To keep with the inspiration of 70s-era cinema, Reeves and Fraser utilized this technique to get the image into what Reeves called “that very particular sort of texture that would make you feel like you were immersed visually in [The Batman] world.”
The look of interpositiveCredit: Warner Bros.
Recreating The Batman
These incredible techniques and approaches to composition are good to learn about, but how can filmmakers attempt to achieve this type of look on a budget? Or at least get inspired when pursuing their own unique images?
This is where Ryan Connolly of Film Riot comes to the rescue.
Connolly relied heavily on the color grade to ensure he achieved the look inspired by The Batman. Using a bleach bypass effect and film print emulation from Film Convert, a few simple techniques turned regular LOG footage into a gritty and dirty composition.
While this technique can be done in Premiere Pro, Connolly utilized DaVinci Resolve for his workflow and focused on a few key nodes.
Connolly created a bleach bypass effect after the noise reduction and primary correction node by utilizing two layer nodes. One of the nodes was transformed into a monochrome image, adjusted to taste, and then combined using the soft light blending mode. Users can also use overlay or hard light blending modes depending on the final look you’re going for.
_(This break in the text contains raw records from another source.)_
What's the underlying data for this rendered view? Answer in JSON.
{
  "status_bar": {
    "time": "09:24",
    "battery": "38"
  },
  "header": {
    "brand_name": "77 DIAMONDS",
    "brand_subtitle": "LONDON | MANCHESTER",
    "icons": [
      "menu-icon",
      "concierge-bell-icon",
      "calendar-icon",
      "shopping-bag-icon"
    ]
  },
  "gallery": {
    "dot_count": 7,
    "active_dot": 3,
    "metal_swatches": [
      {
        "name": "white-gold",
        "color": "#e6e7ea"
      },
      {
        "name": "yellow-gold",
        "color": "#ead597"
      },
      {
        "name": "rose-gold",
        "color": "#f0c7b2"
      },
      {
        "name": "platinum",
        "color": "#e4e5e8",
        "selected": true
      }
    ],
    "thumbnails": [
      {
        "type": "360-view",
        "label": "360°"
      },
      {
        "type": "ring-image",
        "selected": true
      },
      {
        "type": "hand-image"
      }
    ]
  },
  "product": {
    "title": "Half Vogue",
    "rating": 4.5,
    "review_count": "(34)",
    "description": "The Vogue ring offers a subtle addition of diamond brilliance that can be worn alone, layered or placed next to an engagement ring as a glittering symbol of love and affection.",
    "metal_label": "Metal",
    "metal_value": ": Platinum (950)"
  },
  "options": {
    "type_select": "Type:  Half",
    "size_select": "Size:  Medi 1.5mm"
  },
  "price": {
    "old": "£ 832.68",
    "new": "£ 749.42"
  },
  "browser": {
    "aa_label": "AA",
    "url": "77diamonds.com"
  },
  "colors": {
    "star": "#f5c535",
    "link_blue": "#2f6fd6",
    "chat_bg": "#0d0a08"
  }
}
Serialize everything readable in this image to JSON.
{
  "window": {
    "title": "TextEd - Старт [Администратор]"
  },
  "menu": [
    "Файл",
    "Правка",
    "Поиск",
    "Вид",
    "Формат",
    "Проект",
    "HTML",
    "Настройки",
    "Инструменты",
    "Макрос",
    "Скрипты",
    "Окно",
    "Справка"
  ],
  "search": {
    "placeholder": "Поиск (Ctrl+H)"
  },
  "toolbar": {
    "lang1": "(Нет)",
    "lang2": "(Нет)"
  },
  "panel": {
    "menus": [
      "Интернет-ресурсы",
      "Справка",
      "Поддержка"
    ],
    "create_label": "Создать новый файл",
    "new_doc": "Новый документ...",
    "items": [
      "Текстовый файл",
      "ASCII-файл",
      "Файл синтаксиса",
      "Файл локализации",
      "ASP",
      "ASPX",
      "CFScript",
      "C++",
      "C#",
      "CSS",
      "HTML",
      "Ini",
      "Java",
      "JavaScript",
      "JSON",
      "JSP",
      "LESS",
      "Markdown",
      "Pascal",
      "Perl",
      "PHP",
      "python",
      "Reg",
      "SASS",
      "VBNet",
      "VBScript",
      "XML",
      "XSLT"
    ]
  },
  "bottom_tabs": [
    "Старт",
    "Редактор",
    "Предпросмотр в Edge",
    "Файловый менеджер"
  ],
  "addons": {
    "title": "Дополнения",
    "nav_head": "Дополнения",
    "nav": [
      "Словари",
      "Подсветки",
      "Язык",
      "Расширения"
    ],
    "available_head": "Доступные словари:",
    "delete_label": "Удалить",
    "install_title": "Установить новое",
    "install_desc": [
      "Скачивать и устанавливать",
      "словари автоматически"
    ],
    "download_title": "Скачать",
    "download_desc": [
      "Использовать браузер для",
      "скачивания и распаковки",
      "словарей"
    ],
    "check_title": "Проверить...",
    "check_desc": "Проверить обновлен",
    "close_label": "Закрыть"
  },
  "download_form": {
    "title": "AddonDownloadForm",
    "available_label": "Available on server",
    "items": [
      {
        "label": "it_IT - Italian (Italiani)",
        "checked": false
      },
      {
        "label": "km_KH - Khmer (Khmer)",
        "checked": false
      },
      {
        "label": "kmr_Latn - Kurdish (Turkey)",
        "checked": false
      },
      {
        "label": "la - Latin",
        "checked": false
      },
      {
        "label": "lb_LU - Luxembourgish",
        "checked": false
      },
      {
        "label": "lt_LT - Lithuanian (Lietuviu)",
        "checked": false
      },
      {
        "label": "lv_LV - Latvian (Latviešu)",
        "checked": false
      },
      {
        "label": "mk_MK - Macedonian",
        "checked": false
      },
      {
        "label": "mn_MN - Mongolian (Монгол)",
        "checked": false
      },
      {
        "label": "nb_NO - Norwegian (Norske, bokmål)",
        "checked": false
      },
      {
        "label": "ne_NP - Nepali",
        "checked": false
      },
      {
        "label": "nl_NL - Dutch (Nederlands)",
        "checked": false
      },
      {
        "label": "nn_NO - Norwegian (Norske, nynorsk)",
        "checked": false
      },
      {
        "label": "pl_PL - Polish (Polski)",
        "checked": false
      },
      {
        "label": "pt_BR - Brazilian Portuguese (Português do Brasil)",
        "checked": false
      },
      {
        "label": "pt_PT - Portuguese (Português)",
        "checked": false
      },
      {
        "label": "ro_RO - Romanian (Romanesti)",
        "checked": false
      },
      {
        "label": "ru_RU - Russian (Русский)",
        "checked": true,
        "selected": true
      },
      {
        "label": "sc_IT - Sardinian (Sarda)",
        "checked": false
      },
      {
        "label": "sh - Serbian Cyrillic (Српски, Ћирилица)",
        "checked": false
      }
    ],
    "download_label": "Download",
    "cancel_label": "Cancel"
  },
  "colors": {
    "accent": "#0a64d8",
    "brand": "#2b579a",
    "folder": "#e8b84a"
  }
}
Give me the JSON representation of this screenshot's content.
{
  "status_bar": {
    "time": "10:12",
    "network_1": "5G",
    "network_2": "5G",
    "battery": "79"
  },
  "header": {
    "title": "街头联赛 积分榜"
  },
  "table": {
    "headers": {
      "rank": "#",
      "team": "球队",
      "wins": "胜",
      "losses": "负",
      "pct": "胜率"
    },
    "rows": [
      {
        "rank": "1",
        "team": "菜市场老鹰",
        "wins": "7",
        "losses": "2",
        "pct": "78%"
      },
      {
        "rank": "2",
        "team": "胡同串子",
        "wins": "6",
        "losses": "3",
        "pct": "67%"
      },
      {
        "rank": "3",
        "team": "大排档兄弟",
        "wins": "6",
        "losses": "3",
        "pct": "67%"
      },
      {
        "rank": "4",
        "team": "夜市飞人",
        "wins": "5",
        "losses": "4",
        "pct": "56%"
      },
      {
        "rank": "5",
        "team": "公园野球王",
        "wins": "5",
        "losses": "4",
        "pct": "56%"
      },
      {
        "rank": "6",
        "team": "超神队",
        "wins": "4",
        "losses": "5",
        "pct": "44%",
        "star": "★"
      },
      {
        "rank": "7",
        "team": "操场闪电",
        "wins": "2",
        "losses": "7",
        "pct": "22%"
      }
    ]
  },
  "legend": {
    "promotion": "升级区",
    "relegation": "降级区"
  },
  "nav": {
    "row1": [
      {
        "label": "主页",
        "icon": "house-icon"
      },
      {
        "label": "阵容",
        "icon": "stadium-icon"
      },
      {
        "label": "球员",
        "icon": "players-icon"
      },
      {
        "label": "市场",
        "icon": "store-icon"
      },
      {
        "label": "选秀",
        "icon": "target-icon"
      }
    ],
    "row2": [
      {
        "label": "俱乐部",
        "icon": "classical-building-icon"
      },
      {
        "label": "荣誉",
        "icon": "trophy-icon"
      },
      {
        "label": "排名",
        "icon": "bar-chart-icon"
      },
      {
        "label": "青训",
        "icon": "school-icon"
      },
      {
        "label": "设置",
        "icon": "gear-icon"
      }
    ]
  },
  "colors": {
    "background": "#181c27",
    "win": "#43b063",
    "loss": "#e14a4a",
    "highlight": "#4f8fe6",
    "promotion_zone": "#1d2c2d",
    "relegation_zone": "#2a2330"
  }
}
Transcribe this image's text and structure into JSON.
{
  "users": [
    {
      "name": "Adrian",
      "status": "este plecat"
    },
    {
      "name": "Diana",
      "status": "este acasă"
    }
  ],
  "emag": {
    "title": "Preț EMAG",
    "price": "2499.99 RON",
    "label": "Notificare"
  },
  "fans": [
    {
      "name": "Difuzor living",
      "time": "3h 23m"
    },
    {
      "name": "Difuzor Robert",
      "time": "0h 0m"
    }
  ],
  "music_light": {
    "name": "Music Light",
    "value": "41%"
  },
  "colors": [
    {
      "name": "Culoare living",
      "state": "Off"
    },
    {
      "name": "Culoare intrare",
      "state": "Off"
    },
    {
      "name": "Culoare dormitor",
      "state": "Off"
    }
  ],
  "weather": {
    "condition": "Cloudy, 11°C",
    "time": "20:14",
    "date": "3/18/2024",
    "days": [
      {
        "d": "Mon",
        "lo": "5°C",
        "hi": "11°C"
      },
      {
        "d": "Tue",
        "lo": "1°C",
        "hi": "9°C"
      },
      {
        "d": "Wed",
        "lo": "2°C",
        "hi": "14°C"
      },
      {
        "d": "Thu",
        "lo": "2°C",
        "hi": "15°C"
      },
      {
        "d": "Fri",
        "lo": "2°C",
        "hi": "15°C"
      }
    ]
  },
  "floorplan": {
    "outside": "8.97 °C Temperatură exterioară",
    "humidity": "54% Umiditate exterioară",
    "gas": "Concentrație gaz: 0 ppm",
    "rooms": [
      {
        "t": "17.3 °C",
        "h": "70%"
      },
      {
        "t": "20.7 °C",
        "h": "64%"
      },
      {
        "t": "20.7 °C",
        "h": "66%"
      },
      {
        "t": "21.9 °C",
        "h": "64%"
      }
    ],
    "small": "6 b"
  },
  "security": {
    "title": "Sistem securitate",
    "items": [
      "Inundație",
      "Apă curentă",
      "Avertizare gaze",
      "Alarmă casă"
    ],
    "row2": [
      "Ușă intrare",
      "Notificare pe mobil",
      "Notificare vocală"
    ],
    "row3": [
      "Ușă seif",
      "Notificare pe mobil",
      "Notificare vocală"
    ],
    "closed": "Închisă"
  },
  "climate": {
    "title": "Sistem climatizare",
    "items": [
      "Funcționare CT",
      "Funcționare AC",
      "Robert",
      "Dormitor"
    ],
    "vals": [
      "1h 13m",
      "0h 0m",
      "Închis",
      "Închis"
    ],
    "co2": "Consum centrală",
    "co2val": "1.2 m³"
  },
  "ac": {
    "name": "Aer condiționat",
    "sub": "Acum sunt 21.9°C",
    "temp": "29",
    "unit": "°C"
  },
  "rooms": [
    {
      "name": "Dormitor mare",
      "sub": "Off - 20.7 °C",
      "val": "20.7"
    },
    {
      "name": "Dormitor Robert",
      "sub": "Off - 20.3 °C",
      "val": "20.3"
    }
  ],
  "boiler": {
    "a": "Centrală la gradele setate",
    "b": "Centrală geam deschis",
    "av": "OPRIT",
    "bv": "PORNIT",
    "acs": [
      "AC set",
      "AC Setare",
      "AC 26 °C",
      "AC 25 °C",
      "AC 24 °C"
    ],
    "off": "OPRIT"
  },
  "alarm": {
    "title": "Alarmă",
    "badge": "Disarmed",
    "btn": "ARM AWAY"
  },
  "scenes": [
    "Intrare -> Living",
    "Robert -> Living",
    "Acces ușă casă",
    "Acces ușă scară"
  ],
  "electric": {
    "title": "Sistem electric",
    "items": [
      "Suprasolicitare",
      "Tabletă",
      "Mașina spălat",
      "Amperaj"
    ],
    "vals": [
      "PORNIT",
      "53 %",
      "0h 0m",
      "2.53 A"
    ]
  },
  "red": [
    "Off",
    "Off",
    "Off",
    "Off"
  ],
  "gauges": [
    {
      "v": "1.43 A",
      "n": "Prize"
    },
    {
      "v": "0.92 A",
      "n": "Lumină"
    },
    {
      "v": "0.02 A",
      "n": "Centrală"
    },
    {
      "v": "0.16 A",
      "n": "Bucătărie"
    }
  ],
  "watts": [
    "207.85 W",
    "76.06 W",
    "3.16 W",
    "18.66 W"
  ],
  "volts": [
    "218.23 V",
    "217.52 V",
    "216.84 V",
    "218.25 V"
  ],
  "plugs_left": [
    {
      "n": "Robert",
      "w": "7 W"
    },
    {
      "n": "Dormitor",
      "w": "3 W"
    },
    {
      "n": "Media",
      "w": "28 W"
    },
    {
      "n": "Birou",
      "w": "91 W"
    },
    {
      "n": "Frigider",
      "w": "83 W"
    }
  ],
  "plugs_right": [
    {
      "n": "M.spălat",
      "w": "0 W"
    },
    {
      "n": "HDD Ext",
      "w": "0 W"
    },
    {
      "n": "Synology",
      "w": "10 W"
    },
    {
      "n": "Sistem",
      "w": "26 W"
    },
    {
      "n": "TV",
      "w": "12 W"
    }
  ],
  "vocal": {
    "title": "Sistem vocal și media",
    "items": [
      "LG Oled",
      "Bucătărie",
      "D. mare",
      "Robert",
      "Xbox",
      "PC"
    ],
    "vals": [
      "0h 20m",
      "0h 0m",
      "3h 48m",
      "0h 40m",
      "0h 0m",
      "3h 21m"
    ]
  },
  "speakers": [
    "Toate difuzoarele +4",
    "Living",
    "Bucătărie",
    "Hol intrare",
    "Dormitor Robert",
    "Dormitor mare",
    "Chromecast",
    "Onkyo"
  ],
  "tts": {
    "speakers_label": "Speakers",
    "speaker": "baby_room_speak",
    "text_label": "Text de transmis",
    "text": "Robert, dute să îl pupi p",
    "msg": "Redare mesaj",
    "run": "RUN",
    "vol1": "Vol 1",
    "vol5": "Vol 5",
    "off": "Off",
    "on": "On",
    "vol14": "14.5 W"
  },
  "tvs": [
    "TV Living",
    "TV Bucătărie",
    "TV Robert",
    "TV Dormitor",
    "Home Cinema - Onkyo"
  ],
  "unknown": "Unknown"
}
The next important node is for film print emulation and sits right after the bleach bypass node. Connolly used Film Convert with the Kodak Vision 3 5207 preset and adjusted color temperature and saturation. You can also use Film Covert to add grain at the end, but if you’re delivering to YouTube, you may want to leave that out as compression kills the grain anyway.
Finally, a radial blur and vignette were added with a power window to further dirty up the frame.
The whole technique has a few more steps to give you more control over the final image, but the above three techniques are the most important in the workflow. Give the whole video a watch to understand the ins and outs.
The final lookCredit: Film Riot
Great Artists Steal
There’s a wide gap between Connolly's techniques and what the creative team behind The Batman used. But with the amazing tools that creatives have at their disposal, getting close may be all you need for your project.
Trying out Connolly’s workflow can also help you get inspired to create something different or continue to push you as an artist.
It can sometimes be challenging to move forward as a creative, so take all the inspiration you can get, even if you have to steal it.
Source: Patrick Tomasso